Even though many stem cells researchers do not believe that they exist, Very Small Embryonic-Like (VSELs) Stem Cells from bone marrow have continued to be a subject of research. A recent paper in the journal Stem Cells and Development by Russ Taichman (University of Michigan) and colleagues has documented, for this first time, that VSELs from mice and humans are multipotent (that is, able to differentiate into several different mature, adult cell types) when transplanted into a living animal.
VSELs are very rare, very small embryonic-like stem cells. They represent a rare population in the bone marrow (less than 0.02% of nucleated cells), but have been identified in most tissues that have been examined, including blood and other solid organs (see Kucia M, J Ratajczak, R Reca, A Janowska-Wieczorek and MZ Ratajczak. (2004). Tissue-specific muscle, neural and liver stem/progenitor cells reside in the bone marrow, respond to an SDF-1 gradient and are mobilized into peripheral blood during stress and tissue injury. Blood Cells Mol Dis 32:52–57).
Because VSELs express some of the same genes that are expressed in human embryonic stem cells (e.g., Oct4, nanog, and stage-specific embryonic antigen or SSEA-1), there is a hope that they can differentiate into cell types from all three embryonic germ layers.
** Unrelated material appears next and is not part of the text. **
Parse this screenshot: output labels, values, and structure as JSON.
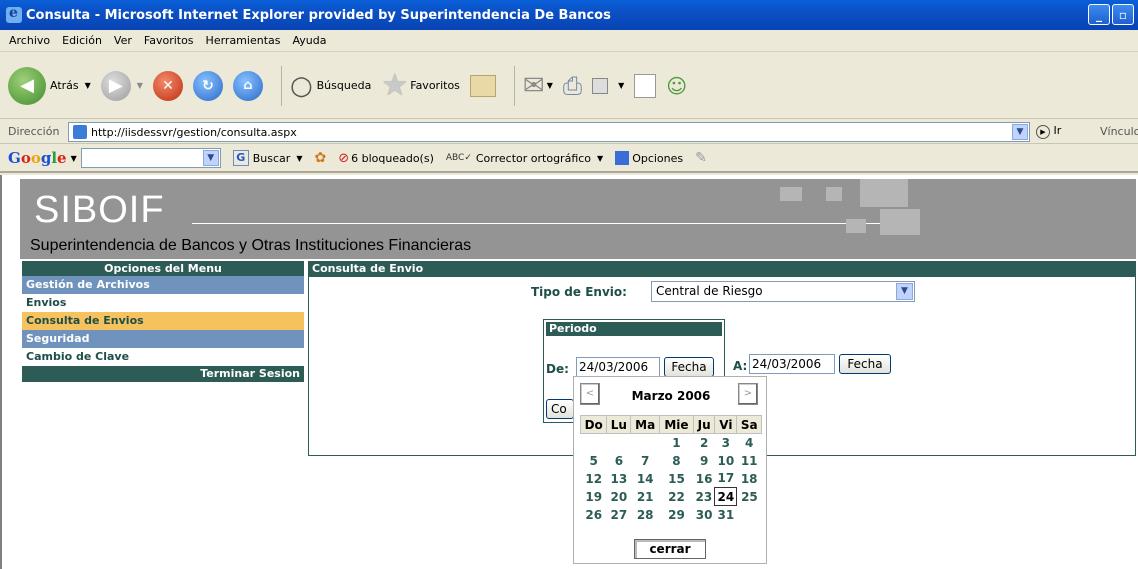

When Taichman and his colleagues implanted human VSELs into mice that had suffer skull injuries, the cells produced robust mineralized tissue that came from human cells. When this mineralized material was examined in more detail, it was clear that the human VSELS had formed neurons, adipocytes (fat cells), chondrocytes (cartilage cells), and osteoblasts (bone cells) within the skull lesions.
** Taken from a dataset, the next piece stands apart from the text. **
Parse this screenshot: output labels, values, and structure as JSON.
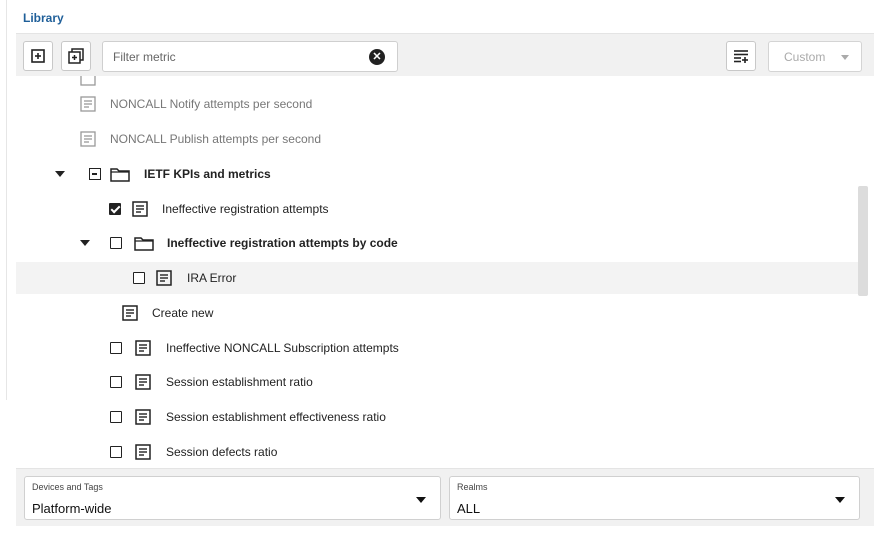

The ability of these most-primitive, multipotent stem cells to differentiate into bone, neurons, connective tissue, and other cell types, was also accompanied by a protocol that contained the proper criteria for identifying and isolating VSELs. A second paper that tends to corroborate Taichman’s work was also published in the same volume of Stem Cells and Development.
Malwina Suszynska and others from the University of Louisville, KY, and Pomeranian Medical University (Szczecin) and Jagiellonian University (Krakow), Poland explores the challenges involved with isolating these rare stem cells and the importance of not confusing VSELs with other types of stem cells. In their article, “The Proper Criteria for Identification and Sorting of Very Small Embryonic-Like Stem Cells (VSELs), and Some Nomenclature Issues,” the authors present the most current descriptions and terminology for characterizing VSELs.
“I find the data presented by the Taichman group to be compelling and challenging. However, the current debate as to the significance of the body of publications concerning VSELs can only be resolved by a cooperative investigation across laboratories using identical methodologies and source materials,” says Editor-in-Chief Graham C. Parker, PhD, The Carman and Ann Adams Department of Pediatrics, Wayne State University School of Medicine, Detroit, MI.
The significance of these papers is potentially huge. When Irving Weissman’s laboratory was unable to isolate and demonstrate the existence of VSELs, others who had also failed to find these rare cells wrote VSELs off as a figment of particular researchers imagination. These two new papers, however, provide a detailed protocol with specific criteria for identifying these cells. If other groups can get these protocols to work, then VSELs should be regarded as vindicated. However, if no one else except the insular VSEL research group can get these protocols to work, then I think skepticism is still warranted.
I will reiterate my original suggestions: Researchers from the Weissman and Alt laboratories should visit these other laboratories and learn how to isolate VSELs from the people who actually do it. If they cannot get these protocols to work on their own laboratories, or if there is evidence of impropriety or incompetence, then skepticism of the existence of VSELs will certainly be vindicated. However, if these techniques can be learned and made to work in other laboratories, then I think we should be comfortable with the existence of VSELs.